While looking back over the past three years, I can truly say that those life changes led to a rapid evolution of my perspective on life and the world we live in. Gone are the days where I once denounced the “corporate drone” lifestyle and only encouraged entrepreneurial free spirit. The unique blend of capitalism and socialism in our society does require that someone starts the businesses that employ the masses. But, at the end of the day, we’re all occupying space on the blue marble (planet Earth) while trying to make a living and enjoy ourselves at the same time. My focus has always been on making a difference in the lives of others. However, I now concentrate my efforts on finding the right balance to be able to live, inspire, and enjoy simultaneously.
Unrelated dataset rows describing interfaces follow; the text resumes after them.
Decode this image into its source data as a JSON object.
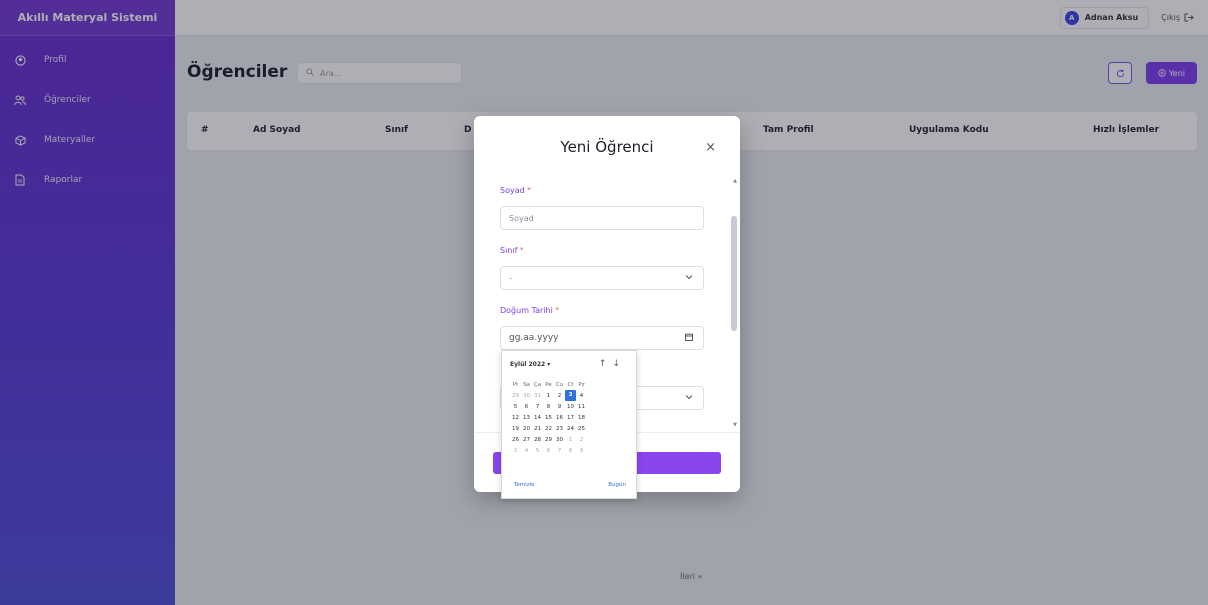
{
  "app": {
    "title": "Akıllı Materyal Sistemi"
  },
  "sidebar": {
    "items": [
      {
        "label": "Profil",
        "icon": "user-circle-icon"
      },
      {
        "label": "Öğrenciler",
        "icon": "users-icon"
      },
      {
        "label": "Materyaller",
        "icon": "cube-icon"
      },
      {
        "label": "Raporlar",
        "icon": "document-icon"
      }
    ]
  },
  "topbar": {
    "user_initial": "A",
    "user_name": "Adnan Aksu",
    "logout_label": "Çıkış"
  },
  "main": {
    "title": "Öğrenciler",
    "search_placeholder": "Ara...",
    "new_label": "Yeni",
    "table_headers": [
      "#",
      "Ad Soyad",
      "Sınıf",
      "D",
      "Tam Profil",
      "Uygulama Kodu",
      "Hızlı İşlemler"
    ],
    "pager_next": "İleri"
  },
  "modal": {
    "title": "Yeni Öğrenci",
    "close": "×",
    "fields": {
      "soyad_label": "Soyad",
      "soyad_placeholder": "Soyad",
      "sinif_label": "Sınıf",
      "sinif_value": "-",
      "dogum_label": "Doğum Tarihi",
      "dogum_placeholder": "gg.aa.yyyy"
    },
    "required_mark": "*"
  },
  "datepicker": {
    "month_label": "Eylül 2022 ▾",
    "weekdays": [
      "Pt",
      "Sa",
      "Ça",
      "Pe",
      "Cu",
      "Ct",
      "Pz"
    ],
    "weeks": [
      [
        "29",
        "30",
        "31",
        "1",
        "2",
        "3",
        "4"
      ],
      [
        "5",
        "6",
        "7",
        "8",
        "9",
        "10",
        "11"
      ],
      [
        "12",
        "13",
        "14",
        "15",
        "16",
        "17",
        "18"
      ],
      [
        "19",
        "20",
        "21",
        "22",
        "23",
        "24",
        "25"
      ],
      [
        "26",
        "27",
        "28",
        "29",
        "30",
        "1",
        "2"
      ],
      [
        "3",
        "4",
        "5",
        "6",
        "7",
        "8",
        "9"
      ]
    ],
    "selected": "3",
    "clear_label": "Temizle",
    "today_label": "Bugün"
  },
  "colors": {
    "accent": "#7d3cf0",
    "sidebar_top": "#6a2fd0",
    "sidebar_bottom": "#4f51d8",
    "selected_day": "#2f6fe0"
  }
}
It is always easier said than done, but I’m keeping my eye on the prize.

With that said, through blogging, I plan to continue influencing the masses with my thoughts, feelings and opinions on a myriad of issues. Hopefully you’ll follow along, learn something, and contribute to the dialogue along the way. Barring any other major life changes, you can look forward to my contributions to this blog on a more regular basis. That’s all for now. Until next time, live, inspire and enjoy!